Japan Commitee for UNICEF is one of National Committees for United Nations Children's Fund. It is an integral part of UNICEF's global organization and a unique feature of UNICEF. Currently there are 34 National Committees in the world, each established as an independent local non-governmental organization. Serving as the public face and dedicated voice of UNICEF, the National Committees work tirelessly to raise funds from the private sector, promote children's rights and secure worldwide visibility for children threatened by poverty, disasters, armed conflict, abuse and exploitation. UNICEF is funded exclusively by voluntary contributions, and the National Committees collectively raise around one-third of UNICEF's annual income. This comes through contributions from corporations, civil society organizations and individual donors. They also rally many different partners - including the media, national and local government officials, NGOs, specialists such as doctors and lawyers, corporations, schools, young people and the general public - on issues related to children's rights.

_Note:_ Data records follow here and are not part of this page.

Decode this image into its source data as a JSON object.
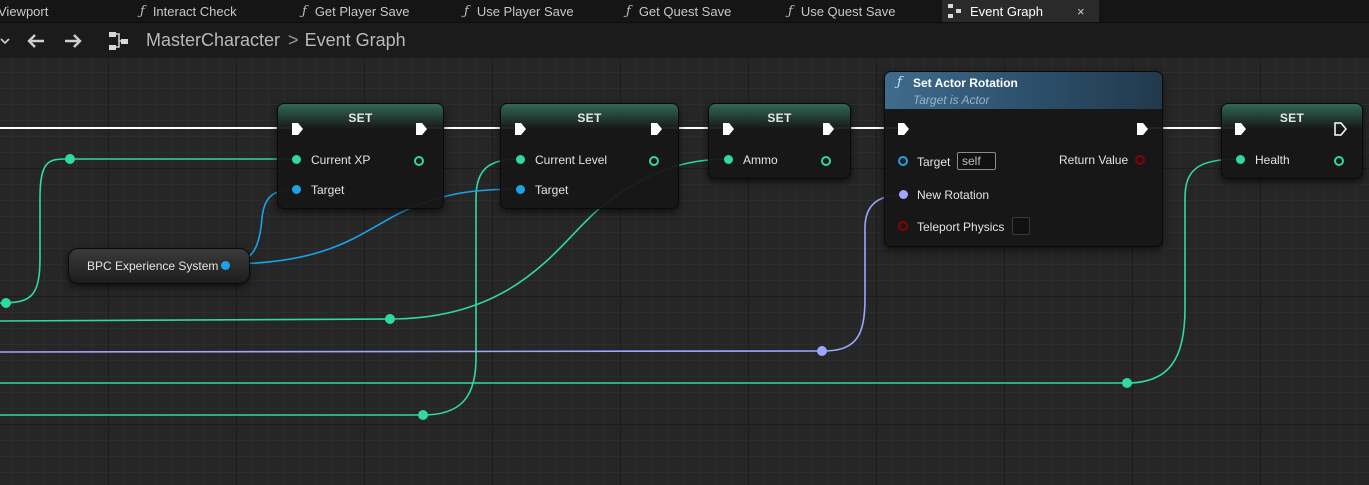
{
  "tabs": [
    {
      "label": "Viewport",
      "type": "viewport"
    },
    {
      "label": "Interact Check",
      "type": "function"
    },
    {
      "label": "Get Player Save",
      "type": "function"
    },
    {
      "label": "Use Player Save",
      "type": "function"
    },
    {
      "label": "Get Quest Save",
      "type": "function"
    },
    {
      "label": "Use Quest Save",
      "type": "function"
    },
    {
      "label": "Event Graph",
      "type": "graph",
      "active": true,
      "close": "×"
    }
  ],
  "toolbar": {
    "breadcrumb": [
      "MasterCharacter",
      "Event Graph"
    ],
    "separator": ">",
    "icons": [
      "chevron-down-icon",
      "back-arrow-icon",
      "forward-arrow-icon",
      "graph-icon"
    ]
  },
  "nodes": {
    "set_xp": {
      "title": "SET",
      "pin_value": "Current XP",
      "pin_target": "Target"
    },
    "set_level": {
      "title": "SET",
      "pin_value": "Current Level",
      "pin_target": "Target"
    },
    "set_ammo": {
      "title": "SET",
      "pin_value": "Ammo"
    },
    "set_rotation": {
      "title": "Set Actor Rotation",
      "subtitle": "Target is Actor",
      "pin_target": "Target",
      "target_default": "self",
      "pin_new_rotation": "New Rotation",
      "pin_teleport": "Teleport Physics",
      "teleport_checked": false,
      "pin_return": "Return Value"
    },
    "set_health": {
      "title": "SET",
      "pin_value": "Health"
    },
    "bpc_var": {
      "label": "BPC Experience System"
    }
  },
  "colors": {
    "float_pin": "#2fd9a1",
    "object_pin": "#1aa3e8",
    "rotator_pin": "#9fa6ff",
    "bool_pin": "#8b0000",
    "exec_wire": "#ffffff"
  }
}
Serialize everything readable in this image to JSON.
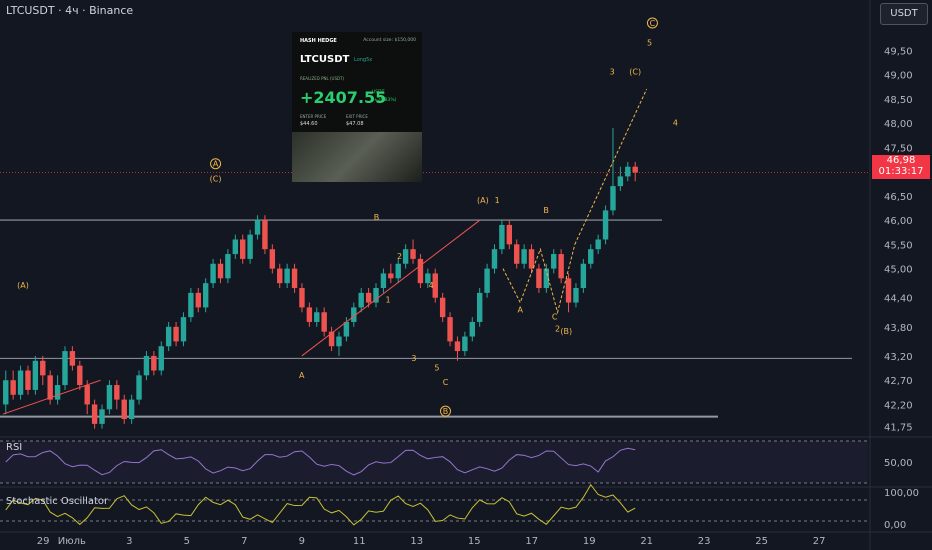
{
  "header": {
    "symbol_line": "LTCUSDT · 4ч · Binance",
    "currency_button": "USDT"
  },
  "last_price": {
    "value": "46,98",
    "countdown": "01:33:17"
  },
  "panes": {
    "rsi_label": "RSI",
    "stoch_label": "Stochastic Oscillator"
  },
  "card": {
    "brand": "HASH HEDGE",
    "account": "Account size: $150,000",
    "symbol": "LTCUSDT",
    "side": "Long5x",
    "realized_label": "REALIZED PNL (USDT)",
    "pnl": "+2407.55",
    "pnl_unit": "USDT",
    "pnl_pct": "(+26.83%)",
    "enter_label": "ENTER PRICE",
    "exit_label": "EXIT PRICE",
    "enter_price": "$44.60",
    "exit_price": "$47.08"
  },
  "colors": {
    "up": "#26a69a",
    "down": "#ef5350",
    "wave": "#f0b64a",
    "rsi": "#9575cd",
    "stoch": "#c9c234"
  },
  "chart_data": {
    "type": "candlestick",
    "y_ticks": [
      "49,50",
      "49,00",
      "48,50",
      "48,00",
      "47,50",
      "46,50",
      "46,00",
      "45,50",
      "45,00",
      "44,40",
      "43,80",
      "43,20",
      "42,70",
      "42,20",
      "41,75"
    ],
    "y_tick_values": [
      49.5,
      49.0,
      48.5,
      48.0,
      47.5,
      46.5,
      46.0,
      45.5,
      45.0,
      44.4,
      43.8,
      43.2,
      42.7,
      42.2,
      41.75
    ],
    "ylim": [
      41.55,
      50.0
    ],
    "x_ticks": [
      "29",
      "Июль",
      "3",
      "5",
      "7",
      "9",
      "11",
      "13",
      "15",
      "17",
      "19",
      "21",
      "23",
      "25",
      "27"
    ],
    "x_tick_days": [
      -1,
      0,
      2,
      4,
      6,
      8,
      10,
      12,
      14,
      16,
      18,
      20,
      22,
      24,
      26
    ],
    "xlim": [
      -2.5,
      27.7
    ],
    "rsi_levels": [
      "100,00",
      "50,00"
    ],
    "stoch_levels": [
      "100,00",
      "0,00"
    ],
    "candles": [
      [
        42.2,
        42.7,
        42.0,
        42.9
      ],
      [
        42.7,
        42.4,
        42.3,
        42.9
      ],
      [
        42.4,
        42.9,
        42.3,
        43.0
      ],
      [
        42.9,
        42.5,
        42.4,
        43.0
      ],
      [
        42.5,
        43.1,
        42.4,
        43.2
      ],
      [
        43.1,
        42.8,
        42.6,
        43.2
      ],
      [
        42.8,
        42.3,
        42.2,
        42.9
      ],
      [
        42.3,
        42.6,
        42.2,
        42.8
      ],
      [
        42.6,
        43.3,
        42.5,
        43.4
      ],
      [
        43.3,
        43.0,
        42.9,
        43.4
      ],
      [
        43.0,
        42.6,
        42.5,
        43.1
      ],
      [
        42.6,
        42.2,
        42.0,
        42.7
      ],
      [
        42.2,
        41.8,
        41.7,
        42.3
      ],
      [
        41.8,
        42.1,
        41.7,
        42.2
      ],
      [
        42.1,
        42.6,
        42.0,
        42.7
      ],
      [
        42.6,
        42.3,
        42.1,
        42.7
      ],
      [
        42.3,
        41.9,
        41.8,
        42.4
      ],
      [
        41.9,
        42.3,
        41.8,
        42.4
      ],
      [
        42.3,
        42.8,
        42.2,
        42.9
      ],
      [
        42.8,
        43.2,
        42.7,
        43.3
      ],
      [
        43.2,
        42.9,
        42.8,
        43.3
      ],
      [
        42.9,
        43.4,
        42.8,
        43.5
      ],
      [
        43.4,
        43.8,
        43.3,
        43.9
      ],
      [
        43.8,
        43.5,
        43.4,
        43.9
      ],
      [
        43.5,
        44.0,
        43.4,
        44.1
      ],
      [
        44.0,
        44.5,
        43.9,
        44.6
      ],
      [
        44.5,
        44.2,
        44.1,
        44.6
      ],
      [
        44.2,
        44.7,
        44.1,
        44.8
      ],
      [
        44.7,
        45.1,
        44.6,
        45.2
      ],
      [
        45.1,
        44.8,
        44.7,
        45.2
      ],
      [
        44.8,
        45.3,
        44.7,
        45.4
      ],
      [
        45.3,
        45.6,
        45.2,
        45.7
      ],
      [
        45.6,
        45.2,
        45.1,
        45.7
      ],
      [
        45.2,
        45.7,
        45.1,
        45.8
      ],
      [
        45.7,
        46.0,
        45.6,
        46.1
      ],
      [
        46.0,
        45.4,
        45.3,
        46.1
      ],
      [
        45.4,
        45.0,
        44.9,
        45.5
      ],
      [
        45.0,
        44.7,
        44.6,
        45.1
      ],
      [
        44.7,
        45.0,
        44.6,
        45.1
      ],
      [
        45.0,
        44.6,
        44.5,
        45.1
      ],
      [
        44.6,
        44.2,
        44.1,
        44.7
      ],
      [
        44.2,
        43.9,
        43.8,
        44.3
      ],
      [
        43.9,
        44.1,
        43.8,
        44.2
      ],
      [
        44.1,
        43.7,
        43.6,
        44.2
      ],
      [
        43.7,
        43.4,
        43.3,
        43.8
      ],
      [
        43.4,
        43.6,
        43.2,
        43.7
      ],
      [
        43.6,
        43.9,
        43.5,
        44.0
      ],
      [
        43.9,
        44.2,
        43.8,
        44.3
      ],
      [
        44.2,
        44.5,
        44.1,
        44.6
      ],
      [
        44.5,
        44.3,
        44.2,
        44.6
      ],
      [
        44.3,
        44.6,
        44.2,
        44.7
      ],
      [
        44.6,
        44.9,
        44.5,
        45.0
      ],
      [
        44.9,
        44.8,
        44.7,
        45.1
      ],
      [
        44.8,
        45.1,
        44.7,
        45.2
      ],
      [
        45.1,
        45.4,
        45.0,
        45.5
      ],
      [
        45.4,
        45.2,
        45.1,
        45.6
      ],
      [
        45.2,
        44.7,
        44.6,
        45.3
      ],
      [
        44.7,
        44.9,
        44.6,
        45.0
      ],
      [
        44.9,
        44.4,
        44.3,
        45.0
      ],
      [
        44.4,
        44.0,
        43.9,
        44.5
      ],
      [
        44.0,
        43.5,
        43.4,
        44.1
      ],
      [
        43.5,
        43.3,
        43.1,
        43.6
      ],
      [
        43.3,
        43.6,
        43.2,
        43.7
      ],
      [
        43.6,
        43.9,
        43.5,
        44.0
      ],
      [
        43.9,
        44.5,
        43.8,
        44.6
      ],
      [
        44.5,
        45.0,
        44.4,
        45.1
      ],
      [
        45.0,
        45.4,
        44.9,
        45.5
      ],
      [
        45.4,
        45.9,
        45.3,
        46.0
      ],
      [
        45.9,
        45.5,
        45.4,
        46.0
      ],
      [
        45.5,
        45.1,
        45.0,
        45.6
      ],
      [
        45.1,
        45.4,
        45.0,
        45.5
      ],
      [
        45.4,
        45.0,
        44.9,
        45.5
      ],
      [
        45.0,
        44.6,
        44.5,
        45.1
      ],
      [
        44.6,
        45.0,
        44.5,
        45.1
      ],
      [
        45.0,
        45.3,
        44.9,
        45.4
      ],
      [
        45.3,
        44.8,
        44.7,
        45.4
      ],
      [
        44.8,
        44.3,
        44.1,
        44.9
      ],
      [
        44.3,
        44.6,
        44.2,
        44.7
      ],
      [
        44.6,
        45.1,
        44.5,
        45.2
      ],
      [
        45.1,
        45.4,
        45.0,
        45.5
      ],
      [
        45.4,
        45.6,
        45.3,
        45.7
      ],
      [
        45.6,
        46.2,
        45.5,
        46.3
      ],
      [
        46.2,
        46.7,
        46.1,
        47.9
      ],
      [
        46.7,
        46.9,
        46.6,
        47.1
      ],
      [
        46.9,
        47.1,
        46.8,
        47.2
      ],
      [
        47.1,
        46.98,
        46.8,
        47.2
      ]
    ],
    "wave_labels": [
      {
        "text": "(A)",
        "day": -1.7,
        "price": 44.6,
        "circled": false
      },
      {
        "text": "A",
        "day": 5.0,
        "price": 47.1,
        "circled": true
      },
      {
        "text": "(C)",
        "day": 5.0,
        "price": 46.8,
        "circled": false
      },
      {
        "text": "A",
        "day": 8.0,
        "price": 42.75,
        "circled": false
      },
      {
        "text": "B",
        "day": 10.6,
        "price": 46.0,
        "circled": false
      },
      {
        "text": "2",
        "day": 11.4,
        "price": 45.2,
        "circled": false
      },
      {
        "text": "1",
        "day": 11.0,
        "price": 44.3,
        "circled": false
      },
      {
        "text": "4",
        "day": 12.5,
        "price": 44.6,
        "circled": false
      },
      {
        "text": "3",
        "day": 11.9,
        "price": 43.1,
        "circled": false
      },
      {
        "text": "5",
        "day": 12.7,
        "price": 42.9,
        "circled": false
      },
      {
        "text": "C",
        "day": 13.0,
        "price": 42.6,
        "circled": false
      },
      {
        "text": "B",
        "day": 13.0,
        "price": 42.0,
        "circled": true
      },
      {
        "text": "(A)",
        "day": 14.3,
        "price": 46.35,
        "circled": false
      },
      {
        "text": "1",
        "day": 14.8,
        "price": 46.35,
        "circled": false
      },
      {
        "text": "B",
        "day": 16.5,
        "price": 46.15,
        "circled": false
      },
      {
        "text": "A",
        "day": 15.6,
        "price": 44.1,
        "circled": false
      },
      {
        "text": "C",
        "day": 16.8,
        "price": 43.95,
        "circled": false
      },
      {
        "text": "2",
        "day": 16.9,
        "price": 43.7,
        "circled": false
      },
      {
        "text": "(B)",
        "day": 17.2,
        "price": 43.65,
        "circled": false
      },
      {
        "text": "3",
        "day": 18.8,
        "price": 49.0,
        "circled": false
      },
      {
        "text": "(C)",
        "day": 19.6,
        "price": 49.0,
        "circled": false
      },
      {
        "text": "4",
        "day": 21.0,
        "price": 47.95,
        "circled": false
      },
      {
        "text": "C",
        "day": 20.2,
        "price": 50.0,
        "circled": true
      },
      {
        "text": "5",
        "day": 20.1,
        "price": 49.6,
        "circled": false
      }
    ]
  }
}
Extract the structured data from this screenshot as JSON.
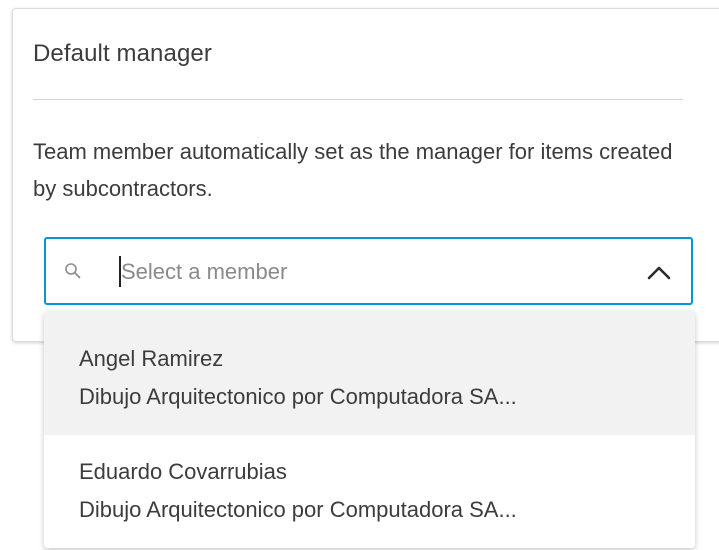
{
  "panel": {
    "title": "Default manager",
    "description": "Team member automatically set as the manager for items created by subcontractors."
  },
  "member_select": {
    "value": "",
    "placeholder": "Select a member",
    "search_icon": "search-icon",
    "toggle_icon": "chevron-up-icon",
    "expanded": true,
    "accent_color": "#0696d7"
  },
  "dropdown": {
    "options": [
      {
        "name": "Angel Ramirez",
        "company": "Dibujo Arquitectonico por Computadora SA..."
      },
      {
        "name": "Eduardo Covarrubias",
        "company": "Dibujo Arquitectonico por Computadora SA..."
      }
    ]
  }
}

International Judo Federation

To spread the values of Judo throughout the world and inspire generations for a healthy life based on solid moral principles, to offer guidance and leadership for its stakeholders while preserving the integrity of the sport and of the athletes, as well as all its members and to organize entertaining events for fans

Alliance Publishing Trust

Alliance aims to facilitate the exchange of information and ideas among philanthropists, social investors and others working for social change worldwide in order to maximize the impact of funding for social development.

Foundation for Promoting Sound Growth of Children

The function to fix child-nurturing environment in the communities is provided in the activities of children's sound growth that through play of children's center. We think that progress of specialties of the staff that works for children's center and after-school children's clubs is essential and hold workshops for them. We support children's center from various sides to activate their management and activities more.

General incorporated association sweet heart connect

We believe that if we can increase people's interest in welfare and encourage them to work together with us to address the issues that welfare for the disabled faces, both as individuals and as an organization, this will be the power to change society.